- **Exercise**:
Look through the records below, and whenever a line contains "JSON", copy it.

[Page and application data records]
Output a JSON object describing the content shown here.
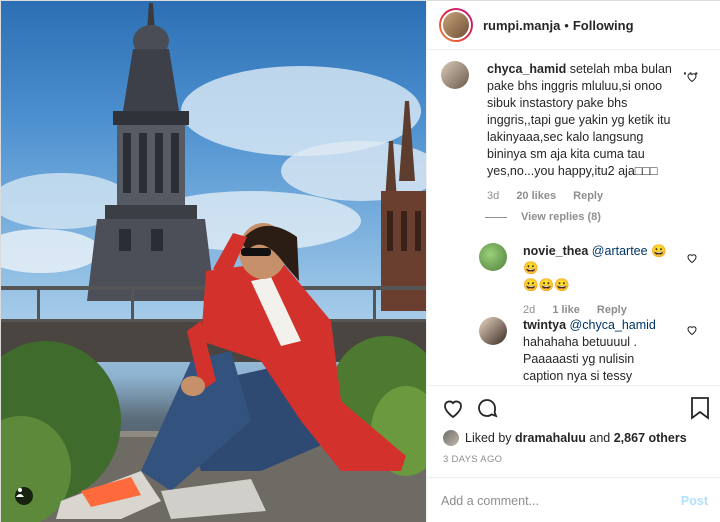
{
  "post": {
    "username": "rumpi.manja",
    "dot": "•",
    "follow_status": "Following"
  },
  "comments": [
    {
      "username": "chyca_hamid",
      "text": "setelah mba bulan pake bhs inggris mluluu,si onoo sibuk instastory pake bhs inggris,,tapi gue yakin yg ketik itu lakinyaaa,sec kalo langsung bininya sm aja kita cuma tau yes,no...you happy,itu2 aja□□□",
      "time": "3d",
      "likes": "20 likes",
      "reply": "Reply",
      "view_replies": "View replies (8)"
    },
    {
      "username": "novie_thea",
      "mention": "@artartee",
      "text_line1": "😀😀",
      "text_line2": "😀😀😀",
      "time": "2d",
      "likes": "1 like",
      "reply": "Reply"
    },
    {
      "username": "twintya",
      "mention": "@chyca_hamid",
      "text": "hahahaha betuuuul . Paaaaasti yg nulisin caption nya si tessy secara"
    }
  ],
  "liked_by": {
    "prefix": "Liked by",
    "user": "dramahaluu",
    "and": "and",
    "others": "2,867 others"
  },
  "date": "3 DAYS AGO",
  "add_comment": {
    "placeholder": "Add a comment...",
    "post_label": "Post"
  },
  "colors": {
    "link": "#003569",
    "muted": "#8e8e8e",
    "post_disabled": "#b2dffc",
    "jacket": "#d3322c"
  },
  "icons": [
    "heart-icon",
    "comment-bubble-icon",
    "bookmark-icon",
    "user-tag-icon",
    "more-options-icon"
  ]
}
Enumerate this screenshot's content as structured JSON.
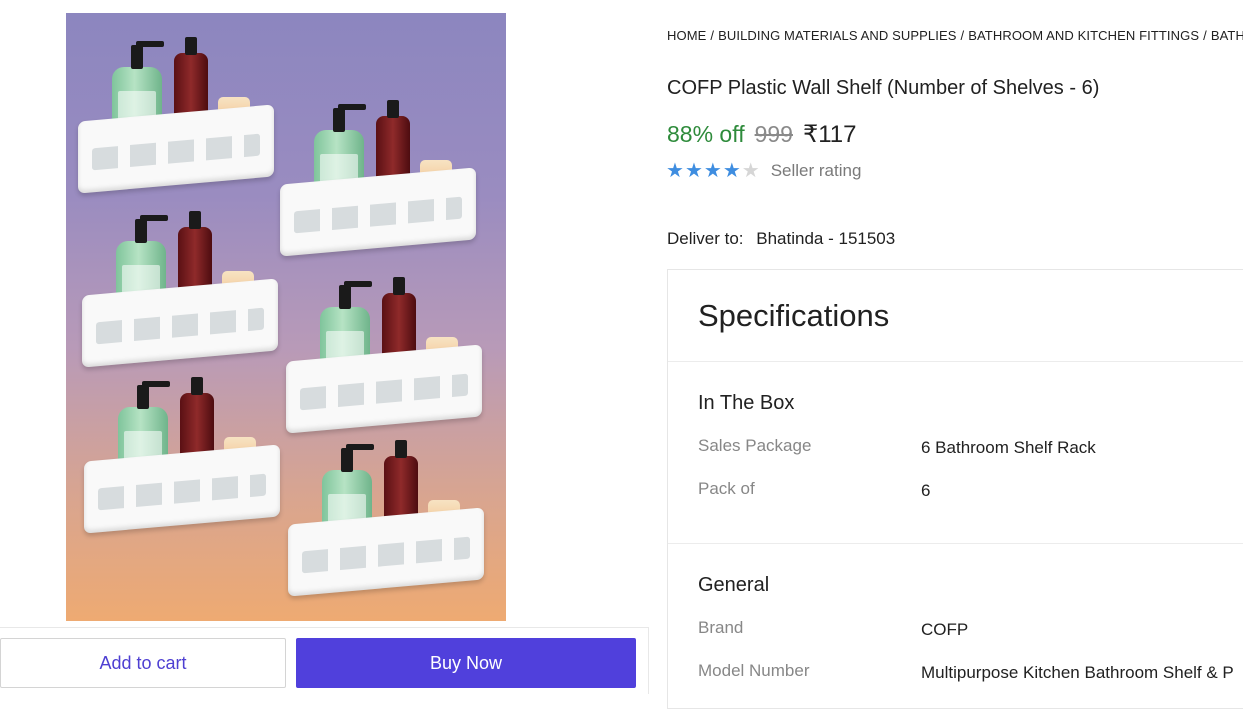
{
  "breadcrumb": [
    "HOME",
    "BUILDING MATERIALS AND SUPPLIES",
    "BATHROOM AND KITCHEN FITTINGS",
    "BATHROO"
  ],
  "product": {
    "title": "COFP Plastic Wall Shelf (Number of Shelves - 6)",
    "discount": "88% off",
    "mrp": "999",
    "price": "₹117",
    "rating_stars": 4,
    "rating_max": 5,
    "rating_label": "Seller rating",
    "star_glyph": "★"
  },
  "delivery": {
    "label": "Deliver to:",
    "location": "Bhatinda - 151503"
  },
  "specifications": {
    "title": "Specifications",
    "sections": [
      {
        "title": "In The Box",
        "rows": [
          {
            "key": "Sales Package",
            "value": "6 Bathroom Shelf Rack"
          },
          {
            "key": "Pack of",
            "value": "6"
          }
        ]
      },
      {
        "title": "General",
        "rows": [
          {
            "key": "Brand",
            "value": "COFP"
          },
          {
            "key": "Model Number",
            "value": "Multipurpose Kitchen Bathroom Shelf & P"
          }
        ]
      }
    ]
  },
  "actions": {
    "add_to_cart": "Add to cart",
    "buy_now": "Buy Now"
  },
  "image": {
    "shelf_count": 6
  },
  "colors": {
    "discount_green": "#2e8b3b",
    "star_blue": "#3e8de0",
    "buy_button": "#5040dc",
    "cart_text": "#4e3fd2"
  }
}
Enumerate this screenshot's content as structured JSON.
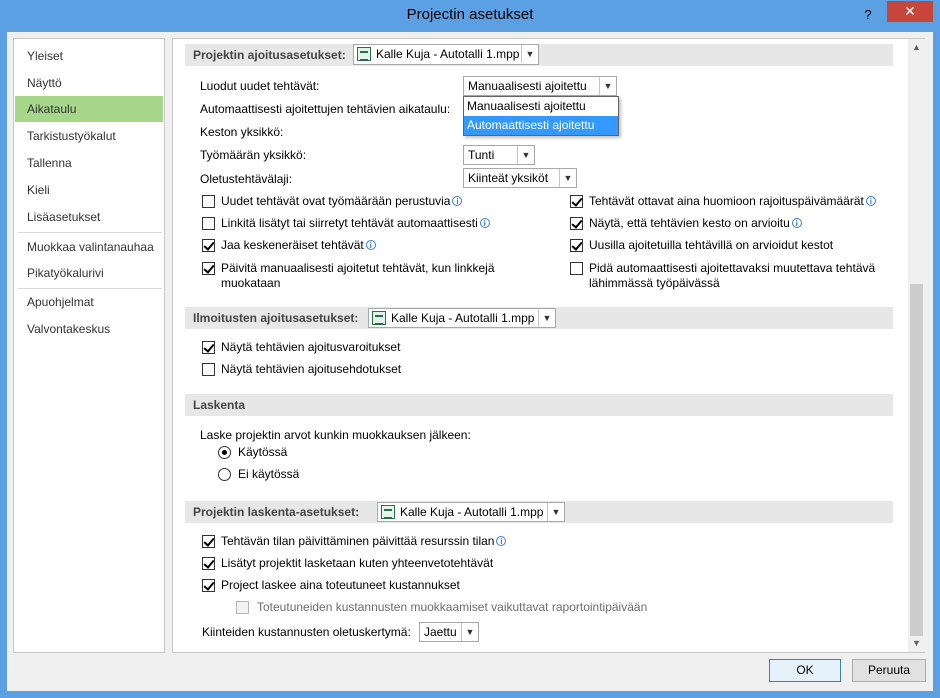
{
  "window": {
    "title": "Projectin asetukset",
    "help": "?",
    "close": "✕"
  },
  "nav": {
    "items": [
      "Yleiset",
      "Näyttö",
      "Aikataulu",
      "Tarkistustyökalut",
      "Tallenna",
      "Kieli",
      "Lisäasetukset",
      "Muokkaa valintanauhaa",
      "Pikatyökalurivi",
      "Apuohjelmat",
      "Valvontakeskus"
    ],
    "selected": "Aikataulu"
  },
  "file_name": "Kalle Kuja - Autotalli 1.mpp",
  "scheduling": {
    "header": "Projektin ajoitusasetukset:",
    "new_tasks_label": "Luodut uudet tehtävät:",
    "new_tasks_value": "Manuaalisesti ajoitettu",
    "auto_tasks_label": "Automaattisesti ajoitettujen tehtävien aikataulu:",
    "duration_label": "Keston yksikkö:",
    "work_label": "Työmäärän yksikkö:",
    "work_value": "Tunti",
    "task_type_label": "Oletustehtävälaji:",
    "task_type_value": "Kiinteät yksiköt",
    "dropdown_options": [
      "Manuaalisesti ajoitettu",
      "Automaattisesti ajoitettu"
    ],
    "checks_left": [
      {
        "label": "Uudet tehtävät ovat työmäärään perustuvia",
        "checked": false,
        "info": true
      },
      {
        "label": "Linkitä lisätyt tai siirretyt tehtävät automaattisesti",
        "checked": false,
        "info": true
      },
      {
        "label": "Jaa keskeneräiset tehtävät",
        "checked": true,
        "info": true
      },
      {
        "label": "Päivitä manuaalisesti ajoitetut tehtävät, kun linkkejä",
        "label2": "muokataan",
        "checked": true,
        "info": false
      }
    ],
    "checks_right": [
      {
        "label": "Tehtävät ottavat aina huomioon rajoituspäivämäärät",
        "checked": true,
        "info": true
      },
      {
        "label": "Näytä, että tehtävien kesto on arvioitu",
        "checked": true,
        "info": true
      },
      {
        "label": "Uusilla ajoitetuilla tehtävillä on arvioidut kestot",
        "checked": true,
        "info": false
      },
      {
        "label": "Pidä automaattisesti ajoitettavaksi muutettava tehtävä",
        "label2": "lähimmässä työpäivässä",
        "checked": false,
        "info": false
      }
    ]
  },
  "alerts": {
    "header": "Ilmoitusten ajoitusasetukset:",
    "checks": [
      {
        "label": "Näytä tehtävien ajoitusvaroitukset",
        "checked": true
      },
      {
        "label": "Näytä tehtävien ajoitusehdotukset",
        "checked": false
      }
    ]
  },
  "calculation": {
    "header": "Laskenta",
    "question": "Laske projektin arvot kunkin muokkauksen jälkeen:",
    "options": [
      {
        "label": "Käytössä",
        "selected": true
      },
      {
        "label": "Ei käytössä",
        "selected": false
      }
    ]
  },
  "calc_options": {
    "header": "Projektin laskenta-asetukset:",
    "checks": [
      {
        "label": "Tehtävän tilan päivittäminen päivittää resurssin tilan",
        "checked": true,
        "info": true
      },
      {
        "label": "Lisätyt projektit lasketaan kuten yhteenvetotehtävät",
        "checked": true,
        "info": false
      },
      {
        "label": "Project laskee aina toteutuneet kustannukset",
        "checked": true,
        "info": false
      },
      {
        "label": "Toteutuneiden kustannusten muokkaamiset vaikuttavat raportointipäivään",
        "checked": false,
        "info": false,
        "disabled": true
      }
    ],
    "accrual_label": "Kiinteiden kustannusten oletuskertymä:",
    "accrual_value": "Jaettu"
  },
  "buttons": {
    "ok": "OK",
    "cancel": "Peruuta"
  },
  "colors": {
    "titlebar": "#5ba0e3",
    "nav_selected": "#a6d78b",
    "dropdown_highlight": "#3399ff",
    "close": "#c7463b"
  },
  "icons": {
    "file": "project-file-icon",
    "info": "info-icon",
    "dropdown": "chevron-down-icon"
  }
}
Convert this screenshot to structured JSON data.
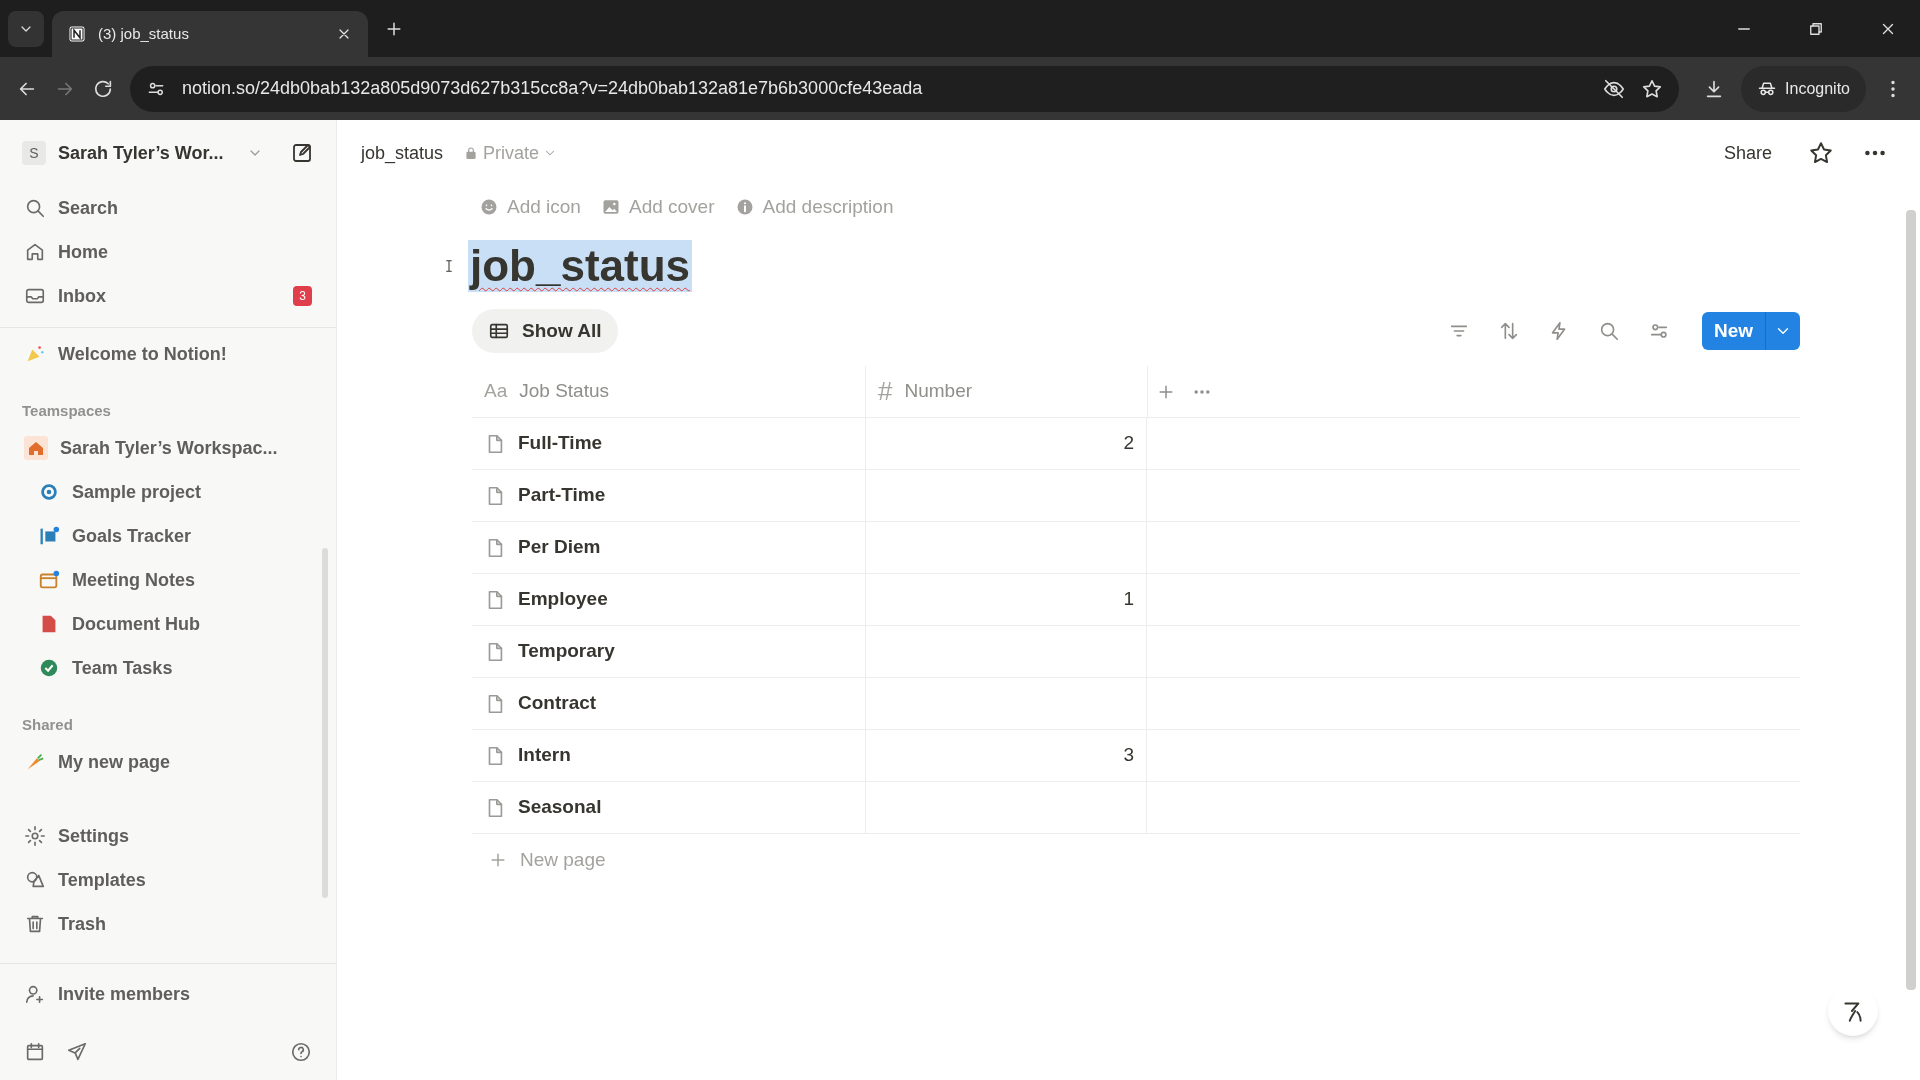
{
  "browser": {
    "tab_title": "(3) job_status",
    "url": "notion.so/24db0bab132a805d9073d627b315cc8a?v=24db0bab132a81e7b6b3000cfe43eada",
    "profile": "Incognito"
  },
  "sidebar": {
    "workspace": {
      "avatar": "S",
      "name": "Sarah Tyler’s Wor..."
    },
    "nav": [
      {
        "label": "Search"
      },
      {
        "label": "Home"
      },
      {
        "label": "Inbox",
        "badge": "3"
      }
    ],
    "private": [
      {
        "label": "Welcome to Notion!"
      }
    ],
    "teamspaces": {
      "heading": "Teamspaces",
      "workspace": "Sarah Tyler’s Workspac...",
      "items": [
        {
          "label": "Sample project"
        },
        {
          "label": "Goals Tracker"
        },
        {
          "label": "Meeting Notes"
        },
        {
          "label": "Document Hub"
        },
        {
          "label": "Team Tasks"
        }
      ]
    },
    "shared": {
      "heading": "Shared",
      "items": [
        {
          "label": "My new page"
        }
      ]
    },
    "footer": [
      {
        "label": "Settings"
      },
      {
        "label": "Templates"
      },
      {
        "label": "Trash"
      }
    ],
    "invite": "Invite members"
  },
  "topbar": {
    "breadcrumb": "job_status",
    "privacy": "Private",
    "share": "Share"
  },
  "page": {
    "actions": [
      "Add icon",
      "Add cover",
      "Add description"
    ],
    "title": "job_status",
    "title_selected": true,
    "view": "Show All",
    "new_button": "New",
    "columns": [
      {
        "glyph": "Aa",
        "label": "Job Status"
      },
      {
        "glyph": "#",
        "label": "Number"
      }
    ],
    "rows": [
      {
        "name": "Full-Time",
        "number": "2"
      },
      {
        "name": "Part-Time"
      },
      {
        "name": "Per Diem"
      },
      {
        "name": "Employee",
        "number": "1"
      },
      {
        "name": "Temporary"
      },
      {
        "name": "Contract"
      },
      {
        "name": "Intern",
        "number": "3"
      },
      {
        "name": "Seasonal"
      }
    ],
    "new_page": "New page"
  }
}
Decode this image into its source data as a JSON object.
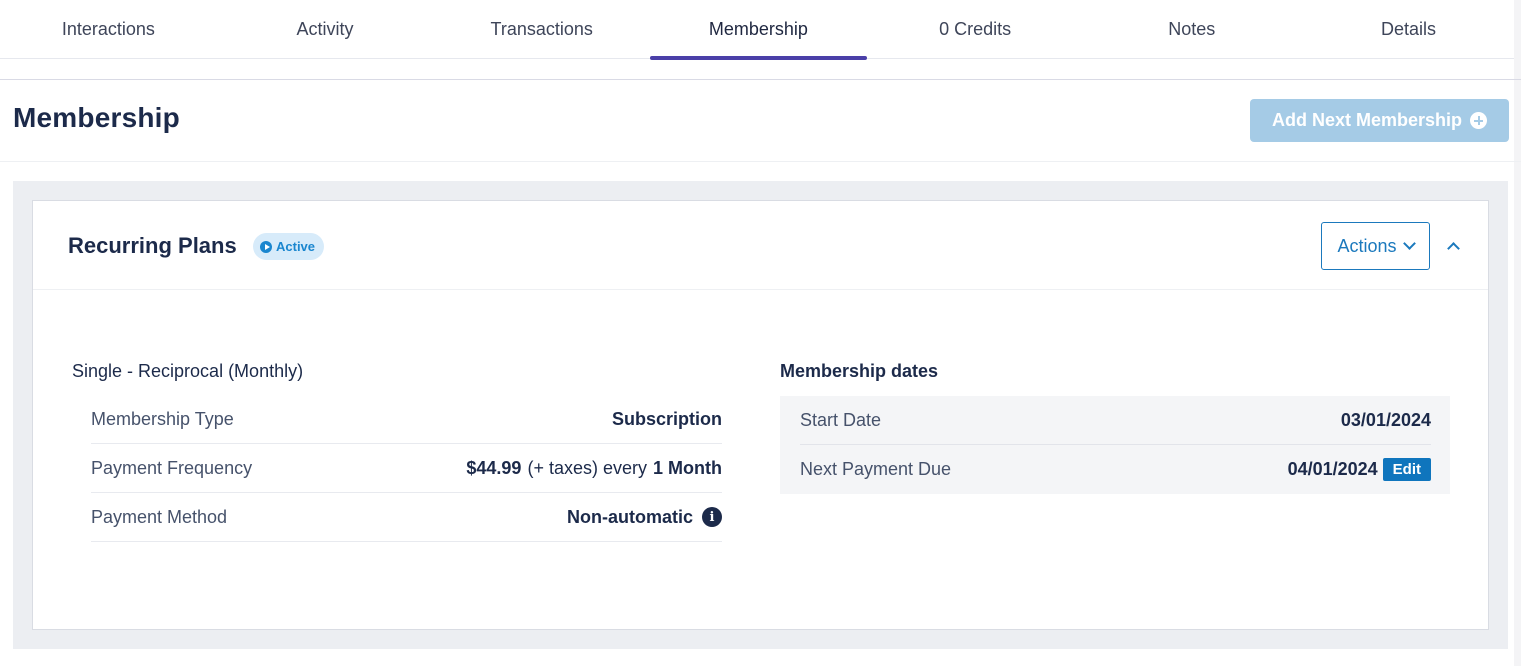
{
  "tabs": [
    {
      "label": "Interactions",
      "active": false
    },
    {
      "label": "Activity",
      "active": false
    },
    {
      "label": "Transactions",
      "active": false
    },
    {
      "label": "Membership",
      "active": true
    },
    {
      "label": "0 Credits",
      "active": false
    },
    {
      "label": "Notes",
      "active": false
    },
    {
      "label": "Details",
      "active": false
    }
  ],
  "page": {
    "title": "Membership",
    "add_button": "Add Next Membership"
  },
  "card": {
    "title": "Recurring Plans",
    "status_badge": "Active",
    "actions_label": "Actions",
    "plan_name": "Single - Reciprocal (Monthly)",
    "details": {
      "membership_type": {
        "label": "Membership Type",
        "value": "Subscription"
      },
      "payment_frequency": {
        "label": "Payment Frequency",
        "amount": "$44.99",
        "suffix": "(+ taxes) every",
        "period": "1 Month"
      },
      "payment_method": {
        "label": "Payment Method",
        "value": "Non-automatic"
      }
    },
    "dates": {
      "title": "Membership dates",
      "start": {
        "label": "Start Date",
        "value": "03/01/2024"
      },
      "next_payment": {
        "label": "Next Payment Due",
        "value": "04/01/2024",
        "edit_label": "Edit"
      }
    }
  },
  "colors": {
    "accent_tab": "#4a3fa8",
    "primary_blue": "#1b79bd",
    "disabled_button": "#a5cbe6",
    "badge_bg": "#d7ebfa"
  },
  "icons": [
    "plus-circle-icon",
    "play-circle-icon",
    "chevron-down-icon",
    "chevron-up-icon",
    "info-icon"
  ]
}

- **Answer to this exercise**:
Output a JSON object describing the content shown here.
Enumerate this screenshot's content as structured JSON.
Enumerate this screenshot's content as structured JSON.
Convert this screenshot to structured JSON data.
Decode this image into its source data as a JSON object.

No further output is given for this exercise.